Ammonia-fueled ships: entering the design phase
Byon December 12, 2019
Three separate projects to design a range of ammonia-fueled vessels were announced last week at a shipping industry conference in China. Lloyd’s Register has granted Approval in Principle (AiP) for the design of a 180,000 ton bulk carrier. ABS announced a project to “produce designs for an ammonia-fueled Chittagongmax container carrier of 2700 TEU capacity.” And Lloyd’s Register also announced a project for “an ammonia-fuelled 23,000 TEU Ultra-Large Container Ship (ULCS) concept design.” (TEU, or Twenty-foot Equivalent Units, is the container ship industry’s standard cargo unit.)
All three projects are working with the two-stroke ammonia engine developed by MAN Energy Solutions, and all are led by major shipbuilders in China.
The role of the classification societies, like Lloyd’s Register and ABS, is “to determine potential hazards throughout the design phase” and provide technical guidance to ensure safe and responsible design of ships. Ultimately, for any new fuel, the classification societies play a crucial role in helping to develop the codes and standards that are required to regulate its commercial use.
The fact that Lloyd’s Register, ABS, and other classification societies are swiftly moving forward with plans for ammonia-fueled vessels illustrates the speed and certainty with which the shipping industry is now accepting ammonia as a future fuel.
ABS will advise on compliance and safety considerations as MAN Energy Solutions (MAN) and the Shanghai Merchant Ship Design & Research Institute (SDARI) develop designs for a low-emission feeder container vessel.
Signed in a ceremony held at MARINTEC China, the joint development project aims to produce designs for an ammonia-fueled Chittagongmax container carrier of 2700 TEU capacity.
“Ammonia is an energy source with significant potential to help the industry meet IMO 2030 and 2050 emission targets but will require stringent new safety standards to be developed in order to support its adoption,” said Dr. Xiaozhi (Christina) Wang, ABS Vice President, Global Marine. “This innovative project is typical of how ABS is working with leading partners across the world to support the development of next generation fuel solutions for shipping.”ABS announcement, ABS, MAN & SDARI Join Forces to Develop Ammonia-Fueled Feeder Vessel, December 5, 2019
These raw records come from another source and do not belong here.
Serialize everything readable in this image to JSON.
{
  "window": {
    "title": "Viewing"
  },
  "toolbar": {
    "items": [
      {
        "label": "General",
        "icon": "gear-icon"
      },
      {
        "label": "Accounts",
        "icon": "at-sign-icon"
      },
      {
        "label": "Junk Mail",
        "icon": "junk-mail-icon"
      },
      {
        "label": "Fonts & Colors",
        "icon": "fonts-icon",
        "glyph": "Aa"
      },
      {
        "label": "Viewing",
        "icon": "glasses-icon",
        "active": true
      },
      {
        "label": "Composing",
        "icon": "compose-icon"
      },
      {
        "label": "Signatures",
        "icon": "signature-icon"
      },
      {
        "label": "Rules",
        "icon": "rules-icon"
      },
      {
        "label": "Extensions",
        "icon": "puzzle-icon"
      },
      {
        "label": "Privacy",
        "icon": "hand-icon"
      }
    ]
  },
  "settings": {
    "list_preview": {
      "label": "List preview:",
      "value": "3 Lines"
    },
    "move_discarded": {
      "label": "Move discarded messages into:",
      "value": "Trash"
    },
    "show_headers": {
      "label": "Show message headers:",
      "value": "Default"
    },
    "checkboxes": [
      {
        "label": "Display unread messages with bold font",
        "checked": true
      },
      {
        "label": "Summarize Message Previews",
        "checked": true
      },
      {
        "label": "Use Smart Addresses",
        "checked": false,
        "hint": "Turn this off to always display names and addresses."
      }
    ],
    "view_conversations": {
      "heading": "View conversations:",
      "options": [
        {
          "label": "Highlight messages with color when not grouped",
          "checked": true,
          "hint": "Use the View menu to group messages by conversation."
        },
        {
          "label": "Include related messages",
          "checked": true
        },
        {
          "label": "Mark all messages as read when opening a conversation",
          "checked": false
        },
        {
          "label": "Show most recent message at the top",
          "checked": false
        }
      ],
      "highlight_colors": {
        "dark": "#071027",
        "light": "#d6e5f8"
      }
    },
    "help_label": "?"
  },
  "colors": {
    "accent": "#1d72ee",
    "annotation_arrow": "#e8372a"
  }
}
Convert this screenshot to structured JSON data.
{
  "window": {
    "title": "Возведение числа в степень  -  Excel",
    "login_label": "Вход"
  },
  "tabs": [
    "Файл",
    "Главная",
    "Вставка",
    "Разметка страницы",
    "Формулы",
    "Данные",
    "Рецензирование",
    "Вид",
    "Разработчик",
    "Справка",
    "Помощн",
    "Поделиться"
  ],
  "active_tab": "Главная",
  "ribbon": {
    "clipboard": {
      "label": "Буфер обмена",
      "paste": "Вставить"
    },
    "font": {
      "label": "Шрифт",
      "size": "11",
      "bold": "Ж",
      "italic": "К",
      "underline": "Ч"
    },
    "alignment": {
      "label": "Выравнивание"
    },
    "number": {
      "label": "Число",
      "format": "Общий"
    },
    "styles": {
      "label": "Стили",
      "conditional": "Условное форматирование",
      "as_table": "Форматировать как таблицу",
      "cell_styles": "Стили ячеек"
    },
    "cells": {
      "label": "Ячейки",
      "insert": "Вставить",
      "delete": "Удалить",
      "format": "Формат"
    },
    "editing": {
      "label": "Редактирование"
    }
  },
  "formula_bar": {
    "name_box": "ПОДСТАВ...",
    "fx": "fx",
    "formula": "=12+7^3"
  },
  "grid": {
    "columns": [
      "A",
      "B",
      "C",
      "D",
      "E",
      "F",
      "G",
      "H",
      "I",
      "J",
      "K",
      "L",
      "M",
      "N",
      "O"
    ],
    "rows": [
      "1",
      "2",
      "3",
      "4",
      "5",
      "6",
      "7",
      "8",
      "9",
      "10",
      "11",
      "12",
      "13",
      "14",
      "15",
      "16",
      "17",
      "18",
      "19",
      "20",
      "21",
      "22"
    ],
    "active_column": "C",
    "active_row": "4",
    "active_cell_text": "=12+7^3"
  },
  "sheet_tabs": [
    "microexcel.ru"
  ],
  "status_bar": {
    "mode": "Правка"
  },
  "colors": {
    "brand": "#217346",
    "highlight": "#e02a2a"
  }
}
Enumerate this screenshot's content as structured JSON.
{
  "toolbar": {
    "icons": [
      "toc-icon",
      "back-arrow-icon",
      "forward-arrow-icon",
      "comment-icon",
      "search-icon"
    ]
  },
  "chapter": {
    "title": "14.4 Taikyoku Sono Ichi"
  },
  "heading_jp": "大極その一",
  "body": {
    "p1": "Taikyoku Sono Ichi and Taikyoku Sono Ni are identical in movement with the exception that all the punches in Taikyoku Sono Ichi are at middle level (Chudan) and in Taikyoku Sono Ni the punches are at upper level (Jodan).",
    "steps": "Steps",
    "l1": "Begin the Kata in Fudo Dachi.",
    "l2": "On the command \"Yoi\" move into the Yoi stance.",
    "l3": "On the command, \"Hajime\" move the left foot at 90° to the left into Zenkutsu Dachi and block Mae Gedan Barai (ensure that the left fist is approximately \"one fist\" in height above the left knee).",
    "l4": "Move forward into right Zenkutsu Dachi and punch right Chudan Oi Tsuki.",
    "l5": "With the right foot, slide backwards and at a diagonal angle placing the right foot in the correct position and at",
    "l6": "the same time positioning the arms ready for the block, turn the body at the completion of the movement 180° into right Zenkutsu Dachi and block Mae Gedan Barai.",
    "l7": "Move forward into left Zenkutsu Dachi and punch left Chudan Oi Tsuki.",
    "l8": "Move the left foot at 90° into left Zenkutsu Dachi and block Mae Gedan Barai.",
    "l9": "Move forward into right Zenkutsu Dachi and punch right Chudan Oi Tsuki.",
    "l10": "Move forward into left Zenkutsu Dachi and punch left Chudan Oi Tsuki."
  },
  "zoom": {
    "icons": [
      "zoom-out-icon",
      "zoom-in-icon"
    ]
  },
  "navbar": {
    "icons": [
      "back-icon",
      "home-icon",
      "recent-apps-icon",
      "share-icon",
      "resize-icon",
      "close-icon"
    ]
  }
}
In its own announcement on its LinkedIn page, SDARI disclosed that Lloyd’s Register had awarded it AiP for the development of a 180,000 ton bulk carrier.
Based on full research, discussion and demonstration in the early stage, also combined with the latest achievement from MAN B&W, SDARI has completed the development and design of 180,000 tons of ammonia fuel bulk carrier. The ship’s full-range ammonia fuel propulsion meets the requirements of the zero carbon emissions. SDARI will study and discuss related rules and regulations with the classification society to lay a more solid foundation for future real ship applications.SDARI LinkedIn post, December 9, 2019
And the third announcement, this directly from Lloyd’s Register:
Lloyd’s Register (LR) has granted Approval in Principle to Dalian Shipbuilding Industry Co. (DSIC), and MAN Energy Solutions for an ammonia-fuelled 23,000 TEU Ultra-Large Container Ship (ULCS) concept design, the first ammonia as fuel design of its kind in China …
Bjarne Foldager, Senior Vice President, Head of Two-Stroke Business at MAN Energy Solutions – said: “ … Low-speed marine engines are already the most efficient propulsion system for trans-oceanic shipping, making them the de-facto, standard powertrain for commercial vessels. In this respect, developing ships fuelled by ammonia makes perfect sense as it has the potential in the future to be created from renewable, primary-energy sources such as wind, hydro or solar.”Lloyd’s Register announcement, Industry project to design ammonia-fuelled 23k ULCS concept, December 3, 2019
Also at Marintec China, Lloyd’s Register announced a memorandum of understanding (MoU) with “the world’s largest ship building group,” China State Shipbuilding Corporation (CSSC).
The MoU, which has been signed at the start of Marintec 2019, will include research into zero-emission vessel projects, trends and applications for meeting the IMO’s 2050 decarbonisation target. The partners will jointly establish a Technology Research Centre in Shanghai to address the challenges of new regulation, whilst also leading the development and innovation of smart technologies within the global marine and offshore industries.Lloyd’s Register announcement, CSSC and LR to collaborate on decarbonisation and digitalisation research, December 2, 2019
Exactly one month ago, I wrote an article entitled Ammonia in China: change is coming. That article is about ammonia plants in China, urban pollution, and national climate regulations, and it doesn’t mention the maritime industry once. What is does argue is that when China and Chinese corporations decide to act, they can change the world.